OK, posting a march is probably stretching the definition of “tone poem” to the breaking point. So be it. In honor of the wedding the other day of Prince Harry (who is my favorite royal, likely because of the eternal “Do you believe that this is my life?!” gleam in his eye) to Meghan Markle, here is the Britishest of all British marches*. Seriously, if this doesn’t make you want to do the whole “Stiff upper lip, lads!” thing, there’s just not a drop of British affinity in you.
Here is William Walton’s “Crown Imperial” March, written for the coronation of King Edward VIII. That particular king abdicated the throne before the coronation, however, so the march ended up being used for the crowning of King George VI instead. You know how it is.
* OK, fine, there is a march that’s just slightly more British than Walton’s “Crown Imperial,” and here it is. God Save the Queen!

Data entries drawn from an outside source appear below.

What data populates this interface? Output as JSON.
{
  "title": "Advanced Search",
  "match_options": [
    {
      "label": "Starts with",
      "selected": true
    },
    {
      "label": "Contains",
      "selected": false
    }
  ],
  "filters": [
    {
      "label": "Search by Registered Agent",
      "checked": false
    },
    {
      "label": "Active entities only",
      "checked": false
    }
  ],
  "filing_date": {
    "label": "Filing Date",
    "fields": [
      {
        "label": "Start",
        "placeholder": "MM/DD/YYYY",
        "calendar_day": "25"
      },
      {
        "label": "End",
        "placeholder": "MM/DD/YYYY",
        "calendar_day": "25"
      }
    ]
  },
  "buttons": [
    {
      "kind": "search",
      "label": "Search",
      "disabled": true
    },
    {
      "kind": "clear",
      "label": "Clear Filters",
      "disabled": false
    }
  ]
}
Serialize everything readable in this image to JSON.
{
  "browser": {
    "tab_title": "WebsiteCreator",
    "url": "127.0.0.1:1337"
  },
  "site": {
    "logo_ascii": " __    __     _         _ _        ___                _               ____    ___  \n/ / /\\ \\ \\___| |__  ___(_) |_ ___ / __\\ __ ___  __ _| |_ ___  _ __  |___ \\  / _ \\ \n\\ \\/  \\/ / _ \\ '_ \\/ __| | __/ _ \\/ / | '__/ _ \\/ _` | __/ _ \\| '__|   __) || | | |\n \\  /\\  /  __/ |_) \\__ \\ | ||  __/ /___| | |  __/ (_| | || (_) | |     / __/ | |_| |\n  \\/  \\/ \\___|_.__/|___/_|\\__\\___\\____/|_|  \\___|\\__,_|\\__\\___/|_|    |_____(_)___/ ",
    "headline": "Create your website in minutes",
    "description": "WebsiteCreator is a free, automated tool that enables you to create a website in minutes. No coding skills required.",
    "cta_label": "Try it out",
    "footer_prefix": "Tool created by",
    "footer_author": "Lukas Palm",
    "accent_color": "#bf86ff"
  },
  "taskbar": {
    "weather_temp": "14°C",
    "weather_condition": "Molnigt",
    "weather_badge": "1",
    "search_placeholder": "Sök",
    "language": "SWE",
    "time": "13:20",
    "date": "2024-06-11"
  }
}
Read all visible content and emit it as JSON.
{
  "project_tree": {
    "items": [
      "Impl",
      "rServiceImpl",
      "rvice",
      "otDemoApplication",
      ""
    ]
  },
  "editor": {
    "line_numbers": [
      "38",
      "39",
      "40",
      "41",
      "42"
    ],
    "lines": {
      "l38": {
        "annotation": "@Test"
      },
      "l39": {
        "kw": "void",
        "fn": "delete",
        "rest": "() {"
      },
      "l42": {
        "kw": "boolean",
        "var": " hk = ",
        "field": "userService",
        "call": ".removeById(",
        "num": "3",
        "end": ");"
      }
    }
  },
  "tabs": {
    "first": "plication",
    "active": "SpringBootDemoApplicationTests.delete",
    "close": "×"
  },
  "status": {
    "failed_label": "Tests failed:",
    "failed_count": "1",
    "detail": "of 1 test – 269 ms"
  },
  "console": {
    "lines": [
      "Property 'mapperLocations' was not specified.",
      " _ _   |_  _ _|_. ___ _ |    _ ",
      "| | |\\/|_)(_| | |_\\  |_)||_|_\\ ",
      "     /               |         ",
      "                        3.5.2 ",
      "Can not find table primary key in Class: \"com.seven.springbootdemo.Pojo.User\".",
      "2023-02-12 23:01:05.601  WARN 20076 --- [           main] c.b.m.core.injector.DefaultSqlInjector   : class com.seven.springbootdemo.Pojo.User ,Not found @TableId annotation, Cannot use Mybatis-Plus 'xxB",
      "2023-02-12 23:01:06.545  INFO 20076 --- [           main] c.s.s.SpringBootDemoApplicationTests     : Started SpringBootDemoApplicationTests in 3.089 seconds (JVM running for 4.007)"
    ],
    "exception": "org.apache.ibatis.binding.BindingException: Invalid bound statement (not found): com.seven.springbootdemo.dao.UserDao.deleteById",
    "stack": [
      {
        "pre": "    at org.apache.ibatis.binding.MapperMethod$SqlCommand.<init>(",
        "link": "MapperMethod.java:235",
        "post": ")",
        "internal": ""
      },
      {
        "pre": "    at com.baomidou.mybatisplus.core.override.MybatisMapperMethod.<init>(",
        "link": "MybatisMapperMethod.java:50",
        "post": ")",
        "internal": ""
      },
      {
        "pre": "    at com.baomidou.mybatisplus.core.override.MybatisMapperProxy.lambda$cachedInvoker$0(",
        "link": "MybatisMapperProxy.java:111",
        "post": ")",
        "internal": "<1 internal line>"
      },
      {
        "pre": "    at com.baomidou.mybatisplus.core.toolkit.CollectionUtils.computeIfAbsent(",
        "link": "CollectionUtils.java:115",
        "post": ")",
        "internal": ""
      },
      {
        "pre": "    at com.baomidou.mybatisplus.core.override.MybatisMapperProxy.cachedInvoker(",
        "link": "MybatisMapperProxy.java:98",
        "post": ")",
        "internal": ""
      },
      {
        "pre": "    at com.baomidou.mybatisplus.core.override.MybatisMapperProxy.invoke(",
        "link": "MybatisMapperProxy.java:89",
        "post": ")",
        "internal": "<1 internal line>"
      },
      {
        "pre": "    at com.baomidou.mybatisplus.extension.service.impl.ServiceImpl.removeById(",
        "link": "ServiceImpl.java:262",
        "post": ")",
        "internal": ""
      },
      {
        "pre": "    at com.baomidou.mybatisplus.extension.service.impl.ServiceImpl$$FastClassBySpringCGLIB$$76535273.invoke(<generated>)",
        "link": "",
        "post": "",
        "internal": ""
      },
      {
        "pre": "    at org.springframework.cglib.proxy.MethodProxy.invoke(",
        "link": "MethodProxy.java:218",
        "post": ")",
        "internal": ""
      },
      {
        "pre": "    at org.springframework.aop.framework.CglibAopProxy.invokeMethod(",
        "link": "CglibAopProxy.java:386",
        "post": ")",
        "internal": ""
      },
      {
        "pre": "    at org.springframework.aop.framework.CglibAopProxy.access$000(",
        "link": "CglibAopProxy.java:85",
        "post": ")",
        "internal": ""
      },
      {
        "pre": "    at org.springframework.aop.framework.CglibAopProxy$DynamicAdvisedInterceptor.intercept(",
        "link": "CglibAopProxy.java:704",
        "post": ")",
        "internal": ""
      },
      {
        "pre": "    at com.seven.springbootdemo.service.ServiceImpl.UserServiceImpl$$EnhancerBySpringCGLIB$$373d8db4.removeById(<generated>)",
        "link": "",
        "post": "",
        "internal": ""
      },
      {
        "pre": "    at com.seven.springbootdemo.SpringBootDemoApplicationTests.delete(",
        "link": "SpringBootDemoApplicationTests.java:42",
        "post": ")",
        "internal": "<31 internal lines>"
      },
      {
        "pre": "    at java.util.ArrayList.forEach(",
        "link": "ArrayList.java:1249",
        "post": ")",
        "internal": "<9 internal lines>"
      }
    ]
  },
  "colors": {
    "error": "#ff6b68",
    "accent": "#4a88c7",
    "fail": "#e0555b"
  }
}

(Note how the British audience there bobs up and down in rhythm to the music. This is one of the most endearing bits of audience participation in classical music that I know, probably second only to the clapping along with the “Radetzky March” at the New Year’s Concert in Vienna.)